Spot each line in the records below where the word "Ctrl" occurs, then copy it.

-- Opening Marker --

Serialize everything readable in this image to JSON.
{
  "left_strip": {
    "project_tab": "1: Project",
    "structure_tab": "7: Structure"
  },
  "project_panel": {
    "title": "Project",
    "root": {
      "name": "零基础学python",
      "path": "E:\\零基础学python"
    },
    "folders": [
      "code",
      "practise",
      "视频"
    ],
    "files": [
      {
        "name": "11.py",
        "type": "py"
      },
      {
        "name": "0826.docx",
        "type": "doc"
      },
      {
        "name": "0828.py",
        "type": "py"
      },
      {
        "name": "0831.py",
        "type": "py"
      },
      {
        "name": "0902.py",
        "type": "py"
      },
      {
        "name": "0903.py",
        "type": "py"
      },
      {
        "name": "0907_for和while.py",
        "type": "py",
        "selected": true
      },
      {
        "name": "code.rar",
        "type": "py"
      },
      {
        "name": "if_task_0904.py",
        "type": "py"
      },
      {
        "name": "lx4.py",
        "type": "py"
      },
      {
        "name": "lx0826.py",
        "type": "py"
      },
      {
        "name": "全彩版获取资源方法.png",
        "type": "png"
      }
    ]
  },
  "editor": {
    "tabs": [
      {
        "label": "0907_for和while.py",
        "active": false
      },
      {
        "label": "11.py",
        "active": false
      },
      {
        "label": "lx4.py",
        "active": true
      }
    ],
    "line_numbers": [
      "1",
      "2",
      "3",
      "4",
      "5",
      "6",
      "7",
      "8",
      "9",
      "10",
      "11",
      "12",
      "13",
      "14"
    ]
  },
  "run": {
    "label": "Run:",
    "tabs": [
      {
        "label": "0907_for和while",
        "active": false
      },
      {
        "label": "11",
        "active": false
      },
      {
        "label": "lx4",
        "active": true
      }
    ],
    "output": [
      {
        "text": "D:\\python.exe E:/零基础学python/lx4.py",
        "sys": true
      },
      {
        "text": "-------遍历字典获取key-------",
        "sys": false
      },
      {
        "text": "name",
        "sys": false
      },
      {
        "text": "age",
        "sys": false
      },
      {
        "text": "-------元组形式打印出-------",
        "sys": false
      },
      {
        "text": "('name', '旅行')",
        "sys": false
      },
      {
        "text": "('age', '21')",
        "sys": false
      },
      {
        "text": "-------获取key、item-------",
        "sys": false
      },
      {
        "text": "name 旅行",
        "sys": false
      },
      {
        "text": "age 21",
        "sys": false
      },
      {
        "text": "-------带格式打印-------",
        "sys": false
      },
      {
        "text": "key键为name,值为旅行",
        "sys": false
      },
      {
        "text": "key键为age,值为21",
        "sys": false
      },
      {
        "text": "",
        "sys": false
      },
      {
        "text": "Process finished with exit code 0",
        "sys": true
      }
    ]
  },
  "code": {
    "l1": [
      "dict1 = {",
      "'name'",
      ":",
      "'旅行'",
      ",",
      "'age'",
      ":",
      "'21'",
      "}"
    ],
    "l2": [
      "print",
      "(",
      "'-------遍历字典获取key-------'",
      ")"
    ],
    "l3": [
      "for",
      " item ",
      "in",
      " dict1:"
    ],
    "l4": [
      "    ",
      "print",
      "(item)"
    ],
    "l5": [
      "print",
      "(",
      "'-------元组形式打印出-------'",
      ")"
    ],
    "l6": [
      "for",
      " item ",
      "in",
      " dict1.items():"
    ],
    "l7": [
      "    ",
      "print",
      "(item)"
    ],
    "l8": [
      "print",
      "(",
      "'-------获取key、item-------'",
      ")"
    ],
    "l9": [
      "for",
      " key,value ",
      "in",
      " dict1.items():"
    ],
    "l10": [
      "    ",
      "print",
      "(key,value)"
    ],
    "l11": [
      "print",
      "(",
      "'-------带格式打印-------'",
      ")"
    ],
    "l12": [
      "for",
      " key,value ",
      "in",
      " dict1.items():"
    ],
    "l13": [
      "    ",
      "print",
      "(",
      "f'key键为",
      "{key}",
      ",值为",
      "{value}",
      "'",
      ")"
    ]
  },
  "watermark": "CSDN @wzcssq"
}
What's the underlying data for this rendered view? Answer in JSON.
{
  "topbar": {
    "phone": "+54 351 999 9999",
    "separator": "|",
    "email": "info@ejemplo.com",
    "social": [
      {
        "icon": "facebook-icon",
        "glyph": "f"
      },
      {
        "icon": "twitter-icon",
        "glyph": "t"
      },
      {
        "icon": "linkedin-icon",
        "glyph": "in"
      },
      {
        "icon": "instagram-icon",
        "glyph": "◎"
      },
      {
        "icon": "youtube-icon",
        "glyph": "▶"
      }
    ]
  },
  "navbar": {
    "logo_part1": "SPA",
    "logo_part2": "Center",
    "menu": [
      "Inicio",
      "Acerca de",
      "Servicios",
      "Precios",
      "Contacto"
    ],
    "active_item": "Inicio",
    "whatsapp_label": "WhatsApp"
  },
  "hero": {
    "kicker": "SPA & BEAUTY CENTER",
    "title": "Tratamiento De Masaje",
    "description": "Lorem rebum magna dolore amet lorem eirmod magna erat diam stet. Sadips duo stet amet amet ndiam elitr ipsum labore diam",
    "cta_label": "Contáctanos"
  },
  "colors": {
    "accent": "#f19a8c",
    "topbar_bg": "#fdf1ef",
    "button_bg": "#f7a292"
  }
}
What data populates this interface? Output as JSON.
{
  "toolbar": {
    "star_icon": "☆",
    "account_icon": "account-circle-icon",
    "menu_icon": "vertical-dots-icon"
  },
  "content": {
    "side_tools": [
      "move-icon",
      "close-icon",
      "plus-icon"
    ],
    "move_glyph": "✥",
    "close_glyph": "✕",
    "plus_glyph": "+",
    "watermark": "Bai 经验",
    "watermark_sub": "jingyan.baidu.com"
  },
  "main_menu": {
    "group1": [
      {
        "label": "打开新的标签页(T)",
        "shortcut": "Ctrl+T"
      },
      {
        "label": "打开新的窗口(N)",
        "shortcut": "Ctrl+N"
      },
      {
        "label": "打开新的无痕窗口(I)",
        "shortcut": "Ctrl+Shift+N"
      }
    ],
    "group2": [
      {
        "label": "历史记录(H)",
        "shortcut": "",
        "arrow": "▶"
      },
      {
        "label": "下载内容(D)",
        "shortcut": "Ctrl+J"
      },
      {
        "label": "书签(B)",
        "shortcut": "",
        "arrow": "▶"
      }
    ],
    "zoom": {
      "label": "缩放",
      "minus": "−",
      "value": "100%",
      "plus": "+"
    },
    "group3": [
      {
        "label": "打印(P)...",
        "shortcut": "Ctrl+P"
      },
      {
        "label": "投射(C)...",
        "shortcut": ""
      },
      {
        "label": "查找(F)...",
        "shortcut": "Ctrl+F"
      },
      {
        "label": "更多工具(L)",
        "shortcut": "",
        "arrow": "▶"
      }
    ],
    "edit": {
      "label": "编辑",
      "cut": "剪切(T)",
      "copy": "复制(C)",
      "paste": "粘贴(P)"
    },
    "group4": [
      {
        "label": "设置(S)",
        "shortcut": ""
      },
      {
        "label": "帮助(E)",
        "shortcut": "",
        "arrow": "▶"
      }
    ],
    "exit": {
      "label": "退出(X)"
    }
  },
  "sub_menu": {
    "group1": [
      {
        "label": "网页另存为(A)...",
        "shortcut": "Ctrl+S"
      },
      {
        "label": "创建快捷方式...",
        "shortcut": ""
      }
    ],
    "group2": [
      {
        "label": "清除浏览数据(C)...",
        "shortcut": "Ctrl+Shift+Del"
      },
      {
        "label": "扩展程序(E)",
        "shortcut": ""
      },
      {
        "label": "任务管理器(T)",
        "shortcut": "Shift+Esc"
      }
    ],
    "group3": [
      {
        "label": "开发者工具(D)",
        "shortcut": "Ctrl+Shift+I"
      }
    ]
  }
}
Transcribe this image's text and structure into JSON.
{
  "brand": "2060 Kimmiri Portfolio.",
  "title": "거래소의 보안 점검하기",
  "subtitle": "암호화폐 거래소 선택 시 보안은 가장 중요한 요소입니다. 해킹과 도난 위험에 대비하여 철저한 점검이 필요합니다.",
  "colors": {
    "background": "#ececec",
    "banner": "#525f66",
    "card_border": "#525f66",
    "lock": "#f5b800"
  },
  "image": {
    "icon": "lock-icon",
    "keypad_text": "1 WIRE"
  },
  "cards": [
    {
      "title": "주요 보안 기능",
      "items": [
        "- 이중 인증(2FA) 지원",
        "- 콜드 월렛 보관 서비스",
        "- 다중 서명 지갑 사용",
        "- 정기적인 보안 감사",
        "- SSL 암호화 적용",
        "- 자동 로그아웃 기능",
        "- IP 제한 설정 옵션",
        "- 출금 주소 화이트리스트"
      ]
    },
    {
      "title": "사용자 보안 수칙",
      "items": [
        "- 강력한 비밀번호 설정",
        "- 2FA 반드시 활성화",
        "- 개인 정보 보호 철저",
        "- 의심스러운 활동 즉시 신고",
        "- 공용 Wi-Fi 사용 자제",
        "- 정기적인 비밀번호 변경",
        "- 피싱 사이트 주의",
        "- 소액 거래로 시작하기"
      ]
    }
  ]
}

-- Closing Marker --

# Task answer
        "shortcut": "Ctrl+T"
        "shortcut": "Ctrl+N"
        "shortcut": "Ctrl+Shift+N"
        "shortcut": "Ctrl+J"
        "shortcut": "Ctrl+P"
        "shortcut": "Ctrl+F"
        "shortcut": "Ctrl+S"
        "shortcut": "Ctrl+Shift+Del"
        "shortcut": "Ctrl+Shift+I"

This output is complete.